Hi mumof2balham, thanks for reading my analysis. I certainly don't envy a commute from Clapham South on the Northern Line - my time on the Northern was from a station a lot further south.
"why would someone bother going via Angel to go to Bank?! Taking C2 to Tottenham CR and change for the Central Line to Bank would be much quicker (in addition to be a nicer journey)."
The analysis I've performed is a deliberately simple approach, that tries to find the shortest routes between two places with CR2 open. Since Balham to Bank via Angel is possible, the computer program calculated a result. Would anyone use that route, probably not, but the program was providing options, not making decisions. I'd also note that the quote above assumes that the Central Line has lots of available space in rush hour.
For the record, it is my opinion that TfL should be providing this data to the public, not me. (They have far more sophisticated tools available than I do.)
Of the two conclusions, the first is self-evident really. "No one already on a Northern Line train approaching Balham and heading to London Bridge, the City or Canary Wharf will change onto Crossrail 2. " All this says is that for anyone going to London Bridge or Bank that boarded the Northern Line at Morden, South Wimbledon, Colliers Wood or Tooting, they are already on a train going exactly where they need to go. Changing onto CR2 and then changing again seems highly unlikely (some of those people will even have seats!).
The second conclusion is more contentious. "Anyone on a Crossrail 2 train from Wimbledon and heading to London Bridge, or the south part of the City will change onto the Northern Line." As you say, whether this is true or not depends on whether people getting off CR2 can actually get on a Northern Line train.
The key point here is that my analysis is attempting to challenge a claim made by TfL. They claim that CR2 at Balham will reduce crowding levels on the Northern Line by 1.2 people per square metre (crush crowding is around 4-5 people per square metre, so thats about 25% less standing commuters per train). Logically, if TfL are right, then there will be space for people to transfer off CR2 and onto the first train on the Northern Line at Balham.
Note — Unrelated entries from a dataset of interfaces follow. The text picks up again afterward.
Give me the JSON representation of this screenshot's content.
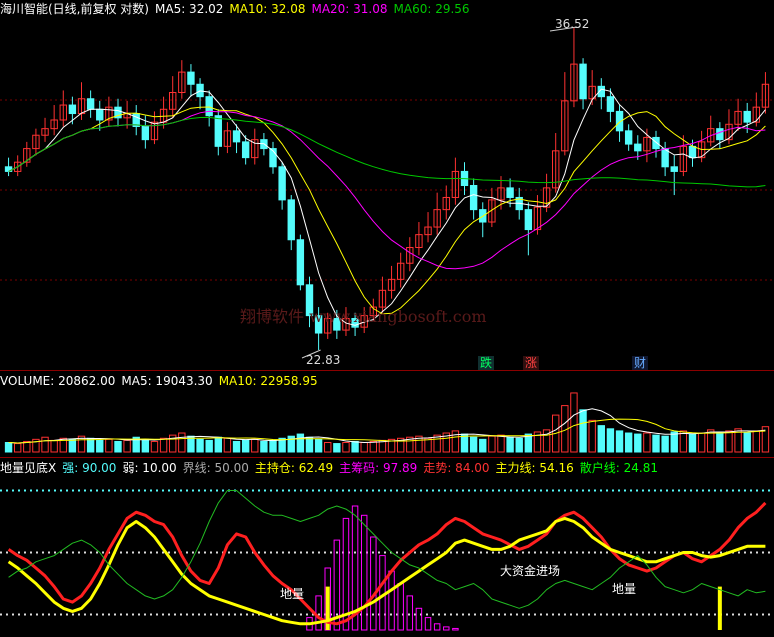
{
  "header_main": {
    "title": "海川智能(日线,前复权 对数)",
    "ma5": "MA5: 32.02",
    "ma10": "MA10: 32.08",
    "ma20": "MA20: 31.08",
    "ma60": "MA60: 29.56"
  },
  "annotations": {
    "high": "36.52",
    "low": "22.83",
    "watermark": "翔博软件 www.xiangbosoft.com",
    "die": "跌",
    "zhang": "涨",
    "cai": "财",
    "big_money": "大资金进场",
    "diliang1": "地量",
    "diliang2": "地量"
  },
  "header_volume": {
    "volume": "VOLUME: 20862.00",
    "ma5": "MA5: 19043.30",
    "ma10": "MA10: 22958.95"
  },
  "header_indicator": {
    "name": "地量见底X",
    "strong": "强: 90.00",
    "weak": "弱: 10.00",
    "boundary": "界线: 50.00",
    "holding": "主持仓: 62.49",
    "chips": "主筹码: 97.89",
    "trend": "走势: 84.00",
    "main_line": "主力线: 54.16",
    "retail_line": "散户线: 24.81"
  },
  "colors": {
    "up": "#ff3232",
    "down": "#54fcfc",
    "ma5": "#ffffff",
    "ma10": "#ffff00",
    "ma20": "#ff00ff",
    "ma60": "#00c800",
    "red_line": "#ff2020",
    "yellow_line": "#ffff00",
    "green_line": "#22bb22",
    "magenta_bar": "#ff00ff"
  },
  "chart_data": [
    {
      "type": "candlestick",
      "title": "海川智能(日线,前复权 对数)",
      "ylim": [
        22.5,
        37.0
      ],
      "high_label": 36.52,
      "low_label": 22.83,
      "candles": [
        [
          29.8,
          29.6,
          30.2,
          29.4
        ],
        [
          29.6,
          30.0,
          30.3,
          29.4
        ],
        [
          30.0,
          30.6,
          30.9,
          29.8
        ],
        [
          30.6,
          31.2,
          31.5,
          30.3
        ],
        [
          31.2,
          31.5,
          32.0,
          30.9
        ],
        [
          31.5,
          31.9,
          32.6,
          31.2
        ],
        [
          31.9,
          32.6,
          33.3,
          31.6
        ],
        [
          32.6,
          32.2,
          33.0,
          31.7
        ],
        [
          32.2,
          32.9,
          33.7,
          31.9
        ],
        [
          32.9,
          32.4,
          33.3,
          32.0
        ],
        [
          32.4,
          31.9,
          32.8,
          31.4
        ],
        [
          31.9,
          32.5,
          33.0,
          31.6
        ],
        [
          32.5,
          32.0,
          32.9,
          31.6
        ],
        [
          32.0,
          32.2,
          32.8,
          31.5
        ],
        [
          32.2,
          31.6,
          32.6,
          31.2
        ],
        [
          31.6,
          31.0,
          32.1,
          30.6
        ],
        [
          31.0,
          31.8,
          32.3,
          30.8
        ],
        [
          31.8,
          32.4,
          33.0,
          31.5
        ],
        [
          32.4,
          33.2,
          34.0,
          32.0
        ],
        [
          33.2,
          34.2,
          34.8,
          32.9
        ],
        [
          34.2,
          33.6,
          34.6,
          33.0
        ],
        [
          33.6,
          33.0,
          33.9,
          32.4
        ],
        [
          33.0,
          32.1,
          33.3,
          31.6
        ],
        [
          32.1,
          30.7,
          32.4,
          30.3
        ],
        [
          30.7,
          31.4,
          31.8,
          30.4
        ],
        [
          31.4,
          30.9,
          31.7,
          30.4
        ],
        [
          30.9,
          30.2,
          31.2,
          29.9
        ],
        [
          30.2,
          31.0,
          31.5,
          29.9
        ],
        [
          31.0,
          30.6,
          31.3,
          30.3
        ],
        [
          30.6,
          29.8,
          30.9,
          29.5
        ],
        [
          29.8,
          28.4,
          30.0,
          28.0
        ],
        [
          28.4,
          26.8,
          28.6,
          26.4
        ],
        [
          26.8,
          25.1,
          27.0,
          24.9
        ],
        [
          25.1,
          24.0,
          25.4,
          23.6
        ],
        [
          24.0,
          23.4,
          24.3,
          22.83
        ],
        [
          23.4,
          23.9,
          24.1,
          23.2
        ],
        [
          23.9,
          23.5,
          24.2,
          23.2
        ],
        [
          23.5,
          23.9,
          24.3,
          23.3
        ],
        [
          23.9,
          23.6,
          24.1,
          23.3
        ],
        [
          23.6,
          24.0,
          24.3,
          23.4
        ],
        [
          24.0,
          24.3,
          24.6,
          23.8
        ],
        [
          24.3,
          24.9,
          25.4,
          24.1
        ],
        [
          24.9,
          25.3,
          25.8,
          24.6
        ],
        [
          25.3,
          25.9,
          26.3,
          25.0
        ],
        [
          25.9,
          26.5,
          26.9,
          25.6
        ],
        [
          26.5,
          27.0,
          27.5,
          26.2
        ],
        [
          27.0,
          27.3,
          27.9,
          26.7
        ],
        [
          27.3,
          28.0,
          28.7,
          27.0
        ],
        [
          28.0,
          28.5,
          29.0,
          27.6
        ],
        [
          28.5,
          29.6,
          30.2,
          28.2
        ],
        [
          29.6,
          29.0,
          30.0,
          28.6
        ],
        [
          29.0,
          28.0,
          29.3,
          27.6
        ],
        [
          28.0,
          27.5,
          28.3,
          26.9
        ],
        [
          27.5,
          28.4,
          28.9,
          27.3
        ],
        [
          28.4,
          28.9,
          29.4,
          28.0
        ],
        [
          28.9,
          28.5,
          29.3,
          28.1
        ],
        [
          28.5,
          28.0,
          28.9,
          27.6
        ],
        [
          28.0,
          27.2,
          28.3,
          26.2
        ],
        [
          27.2,
          28.1,
          28.6,
          27.0
        ],
        [
          28.1,
          28.9,
          29.5,
          27.9
        ],
        [
          28.9,
          30.5,
          31.3,
          28.7
        ],
        [
          30.5,
          32.8,
          34.2,
          30.3
        ],
        [
          32.8,
          34.6,
          36.52,
          32.5
        ],
        [
          34.6,
          32.9,
          34.9,
          32.4
        ],
        [
          32.9,
          33.5,
          34.3,
          32.6
        ],
        [
          33.5,
          33.0,
          33.9,
          32.4
        ],
        [
          33.0,
          32.3,
          33.4,
          31.8
        ],
        [
          32.3,
          31.4,
          32.6,
          30.9
        ],
        [
          31.4,
          30.8,
          31.7,
          30.5
        ],
        [
          30.8,
          30.5,
          31.2,
          30.1
        ],
        [
          30.5,
          31.1,
          31.5,
          30.0
        ],
        [
          31.1,
          30.6,
          31.4,
          30.2
        ],
        [
          30.6,
          29.8,
          30.9,
          29.4
        ],
        [
          29.8,
          29.6,
          30.3,
          28.6
        ],
        [
          29.6,
          30.7,
          31.2,
          29.4
        ],
        [
          30.7,
          30.2,
          31.0,
          29.8
        ],
        [
          30.2,
          30.9,
          31.4,
          30.0
        ],
        [
          30.9,
          31.5,
          32.1,
          30.7
        ],
        [
          31.5,
          31.0,
          31.8,
          30.6
        ],
        [
          31.0,
          31.7,
          32.4,
          30.8
        ],
        [
          31.7,
          32.3,
          32.9,
          31.4
        ],
        [
          32.3,
          31.8,
          32.7,
          31.3
        ],
        [
          31.8,
          32.5,
          33.2,
          31.6
        ],
        [
          32.5,
          33.6,
          34.2,
          32.2
        ]
      ]
    },
    {
      "type": "bar",
      "title": "VOLUME",
      "values": [
        9,
        8,
        10,
        12,
        14,
        11,
        13,
        12,
        15,
        13,
        11,
        12,
        10,
        11,
        14,
        12,
        10,
        13,
        16,
        18,
        15,
        12,
        11,
        14,
        13,
        10,
        11,
        12,
        10,
        11,
        13,
        15,
        17,
        14,
        12,
        9,
        8,
        9,
        10,
        9,
        10,
        11,
        12,
        13,
        14,
        15,
        13,
        16,
        18,
        20,
        17,
        14,
        12,
        15,
        16,
        14,
        13,
        17,
        19,
        21,
        35,
        44,
        56,
        40,
        30,
        25,
        22,
        20,
        18,
        17,
        18,
        16,
        15,
        19,
        20,
        17,
        18,
        21,
        19,
        20,
        22,
        18,
        20,
        24
      ]
    },
    {
      "type": "line",
      "title": "地量见底X",
      "ylim": [
        0,
        100
      ],
      "levels": {
        "strong": 90,
        "weak": 10,
        "boundary": 50
      },
      "series": [
        {
          "name": "主持仓",
          "values": [
            52,
            48,
            45,
            40,
            35,
            28,
            20,
            18,
            22,
            30,
            40,
            52,
            62,
            72,
            76,
            74,
            70,
            68,
            60,
            48,
            38,
            32,
            30,
            40,
            55,
            62,
            60,
            50,
            42,
            35,
            30,
            26,
            20,
            14,
            8,
            5,
            4,
            6,
            10,
            15,
            22,
            30,
            38,
            45,
            50,
            55,
            58,
            62,
            68,
            72,
            70,
            66,
            62,
            60,
            58,
            55,
            52,
            54,
            58,
            62,
            70,
            74,
            76,
            72,
            66,
            60,
            52,
            46,
            42,
            40,
            38,
            40,
            44,
            48,
            50,
            46,
            44,
            48,
            52,
            58,
            66,
            72,
            76,
            82
          ]
        },
        {
          "name": "主力线",
          "values": [
            44,
            40,
            35,
            30,
            24,
            18,
            14,
            12,
            14,
            20,
            30,
            42,
            55,
            66,
            70,
            66,
            60,
            52,
            44,
            36,
            30,
            26,
            22,
            20,
            18,
            16,
            14,
            12,
            10,
            8,
            6,
            5,
            4,
            4,
            5,
            6,
            8,
            10,
            12,
            15,
            18,
            22,
            26,
            30,
            34,
            38,
            42,
            46,
            50,
            56,
            58,
            56,
            54,
            52,
            52,
            54,
            58,
            60,
            62,
            64,
            70,
            72,
            70,
            66,
            60,
            56,
            52,
            50,
            48,
            46,
            44,
            44,
            46,
            48,
            50,
            50,
            48,
            47,
            48,
            50,
            52,
            54,
            54,
            54
          ]
        },
        {
          "name": "散户线",
          "values": [
            34,
            38,
            40,
            44,
            46,
            48,
            52,
            56,
            58,
            55,
            50,
            42,
            36,
            30,
            26,
            22,
            20,
            22,
            26,
            34,
            44,
            56,
            70,
            82,
            90,
            90,
            85,
            80,
            76,
            74,
            74,
            72,
            70,
            72,
            74,
            78,
            80,
            78,
            74,
            68,
            62,
            56,
            50,
            46,
            42,
            40,
            36,
            32,
            30,
            26,
            28,
            30,
            26,
            20,
            18,
            16,
            14,
            16,
            20,
            26,
            30,
            32,
            30,
            28,
            26,
            30,
            34,
            40,
            44,
            48,
            42,
            34,
            28,
            26,
            24,
            26,
            30,
            28,
            26,
            24,
            22,
            26,
            24,
            25
          ]
        }
      ],
      "bars": [
        0,
        0,
        0,
        0,
        0,
        0,
        0,
        0,
        0,
        0,
        0,
        0,
        0,
        0,
        0,
        0,
        0,
        0,
        0,
        0,
        0,
        0,
        0,
        0,
        0,
        0,
        0,
        0,
        0,
        0,
        0,
        0,
        0,
        8,
        22,
        40,
        58,
        72,
        80,
        74,
        60,
        48,
        38,
        30,
        22,
        14,
        8,
        4,
        2,
        1,
        0,
        0,
        0,
        0,
        0,
        0,
        0,
        0,
        0,
        0,
        0,
        0,
        0,
        0,
        0,
        0,
        0,
        0,
        0,
        0,
        0,
        0,
        0,
        0,
        0,
        0,
        0,
        0,
        0,
        0,
        0,
        0,
        0,
        0
      ]
    }
  ]
}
And for London Bridge, the Northern is definitely the best option. For Bank, there will be a choice of changing to the Central Line, but is that better? The numbers say that Wimbledon to Bank is 25-27mins changing to the Northern or 28-30mins changing to the Central Line. Will people trade 3mins to avoid the Northern? Will the Central Line have any more space available than the Northern? These are the really tough questions.
What concerns me most is that journeys that CR2 should relieve, such as Morden to Victoria or Euston, get very little journey time savings (eg 2-3 mins). This raises the possibility that those journeys may continue to clog up the Northern Line. As you say, some people will decide to change to CR2 because it will have more space, and trade a few minutes for more space. But how many?
The Northern Line desperately needs relief. But I hope I've also explained how even with TfL's claimed 1.2 people per square metre relief, it is not exactly going to make the Northern Line pleasant. Ultimately, it is up to TfL to justify their claimed relief, not me.